AbstractThis research primarily focused on identifying the formulation parameters which control the efficacy of liposomes as delivery systems to enhance the delivery of poorly soluble drugs.
Preliminary studies focused on the drug loading of ibuprofen within vesicle systems. Initially both liposomal and niosomal formulations were screened for their drug-loading capacity: liposomal systems were shown to offer significantly higher ibuprofen loading and thereafter lipid based systems were further investigated. Given the key role cholesterol is known to play within the stability of bilayer vesicles. the optimum cholesterol content in terms of drug loading and release of poorly soluble drugs was then investigated. From these studies a
concentration of 11 total molar % of cholesterol was used as a benchmark for all further formulations.
Investigating the effect of liposomc composition on several low solubility drugs, drug loading was shown to be enhanced by adopting longer chain length lipids. cationic lipids and. decreasing drug molecular weight. Drug release was increased by using cationic lipids and lower molecular weight of drug; conversely, a reduction was noted when employing longer chain lipids thus supporting the rational of longer chain lipids producing more stable liposomes, a theory also supported by results obtained via Langmuir studies· although it was revealed that stability is also dependent on geometric features associated with the lipid chain moiety. Interestingly, reduction in drug loading appeared to be induced when symmetrical phospholipids were substituted for lipids constituting asymmetrical alkyl chain groups thus further highlighting the importance of lipid geometry. Combining a symmetrical lipid with an asymmetrical derivative enhanced encapsulation of a hydrophobic drug while reducing that of
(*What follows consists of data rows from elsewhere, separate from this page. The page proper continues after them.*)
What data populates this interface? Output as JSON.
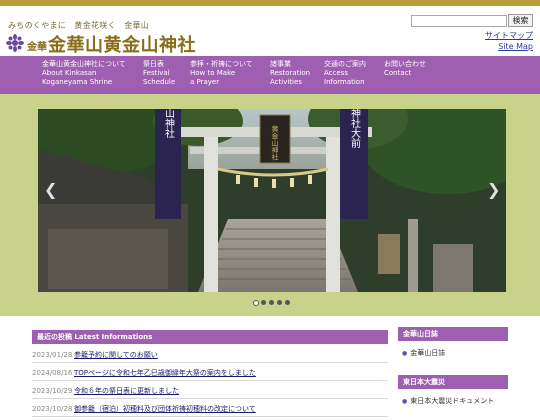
{
  "header": {
    "tagline": "みちのくやまに　黄金花咲く　金華山",
    "logo_small": "金華",
    "logo_title": "金華山黄金山神社",
    "search_placeholder": "",
    "search_button": "検索",
    "sitemap_ja": "サイトマップ",
    "sitemap_en": "Site Map"
  },
  "nav": [
    {
      "ja": "金華山黄金山神社について",
      "en1": "About Kinkasan",
      "en2": "Koganeyama Shrine"
    },
    {
      "ja": "祭日表",
      "en1": "Festival",
      "en2": "Schedule"
    },
    {
      "ja": "参拝・祈祷について",
      "en1": "How to Make",
      "en2": "a Prayer"
    },
    {
      "ja": "諸事業",
      "en1": "Restoration",
      "en2": "Activities"
    },
    {
      "ja": "交通のご案内",
      "en1": "Access",
      "en2": "Information"
    },
    {
      "ja": "お問い合わせ",
      "en1": "Contact",
      "en2": ""
    }
  ],
  "slider": {
    "prev_icon": "chevron-left-icon",
    "next_icon": "chevron-right-icon",
    "active_index": 0,
    "dot_count": 5,
    "banner_right": "山神社大前",
    "banner_left": "山神社",
    "plaque": "黄金山神社"
  },
  "news": {
    "heading": "最近の投稿 Latest Informations",
    "items": [
      {
        "date": "2023/01/28",
        "title": "参籠予約に関してのお願い"
      },
      {
        "date": "2024/08/16",
        "title": "TOPページに令和七年乙巳歳御縁年大祭の案内をしました"
      },
      {
        "date": "2023/10/29",
        "title": "令和６年の祭日表に更新しました"
      },
      {
        "date": "2023/10/28",
        "title": "御参籠（宿泊）初穂料及び団体祈祷初穂料の改定について"
      }
    ]
  },
  "sidebar": {
    "diary_heading": "金華山日誌",
    "diary_link": "金華山日誌",
    "quake_heading": "東日本大震災",
    "quake_link": "東日本大震災ドキュメント"
  },
  "colors": {
    "accent_purple": "#9f5fb1",
    "gold": "#b79d3b",
    "green_band": "#c9d28a",
    "link_blue": "#2c3a9a"
  }
}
another suggesting the importance of drug characteristics.
Phosphatidylcholine liposornes could successfully be prepared (and visualised using transmission electron microscopy) from fatty alcohols therefore offering an alternative liposomal stabiliser to cholesterol. Results obtained revealed that liposomes containing tetradecanol within their formulation shares similar vesicle size, drug encapsulation, surface charge. and toxicity profiles as liposomes formulated with cholesterol, however the tetradecanol preparation appeared to release considerably more drug during stability studies. Langmuir monolayer studies revealed that the condensing influence by tetradecanol is less than compared with cholesterol suggesting that this reduced intercalation by the former could explain why the tetradecanol formulation released more drug compared with cholesterol formulations.
Environmental scanning electron microscopy (ESEM) was used to analyse the morphology and stability of liposomes. These investigations indicated that the presence of drugs within the liposomal bilayer were able to enhance the stability of the bilayers against collapse under reduced hydration conditions. In addition the presence of charged lipids within the formulation under reduced hydration conditions compared with its neutral counterpart. However the applicability of using ESEM as a new method to investigate liposome stability appears less valid than first hoped since the results are often open to varied interpretation and
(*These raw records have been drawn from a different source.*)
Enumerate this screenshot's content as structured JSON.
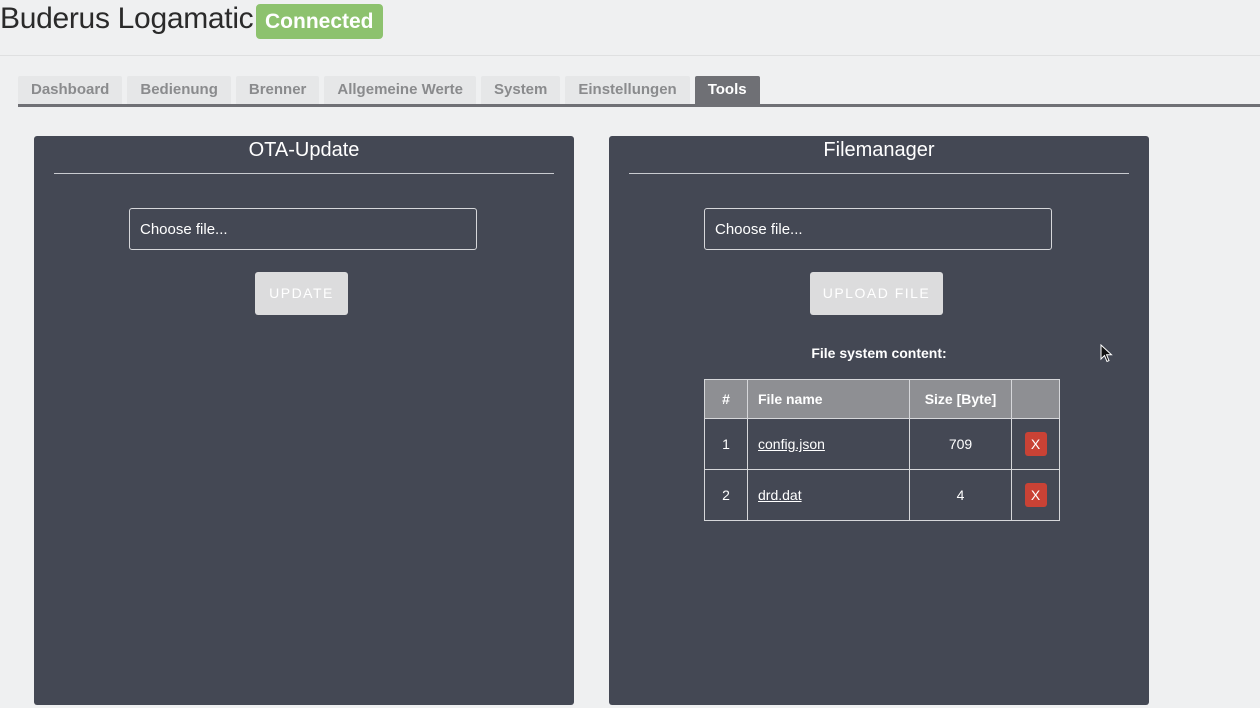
{
  "app": {
    "title": "Buderus Logamatic",
    "status": "Connected"
  },
  "tabs": [
    {
      "label": "Dashboard"
    },
    {
      "label": "Bedienung"
    },
    {
      "label": "Brenner"
    },
    {
      "label": "Allgemeine Werte"
    },
    {
      "label": "System"
    },
    {
      "label": "Einstellungen"
    },
    {
      "label": "Tools",
      "active": true
    }
  ],
  "ota": {
    "title": "OTA-Update",
    "file_placeholder": "Choose file...",
    "button": "UPDATE"
  },
  "filemanager": {
    "title": "Filemanager",
    "file_placeholder": "Choose file...",
    "button": "UPLOAD FILE",
    "fs_label": "File system content:",
    "columns": [
      "#",
      "File name",
      "Size [Byte]",
      ""
    ],
    "rows": [
      {
        "index": "1",
        "name": "config.json",
        "size": "709",
        "delete": "X"
      },
      {
        "index": "2",
        "name": "drd.dat",
        "size": "4",
        "delete": "X"
      }
    ]
  },
  "colors": {
    "accent_connected": "#8dc26e",
    "card_bg": "#444854",
    "delete": "#c94235"
  }
}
do not provide a robust set of data to support conclusions in some cases.
|Date of Award||Aug 2008|
|Supervisor||Yvonne Perrie (Supervisor)|
- poorly soluble drugs
- fatty alcohols
Engineering liposomal systems to develop solubility enhancing technology
Ali, H. (Author). Aug 2008
Student thesis: Doctoral Thesis › Doctor of Philosophy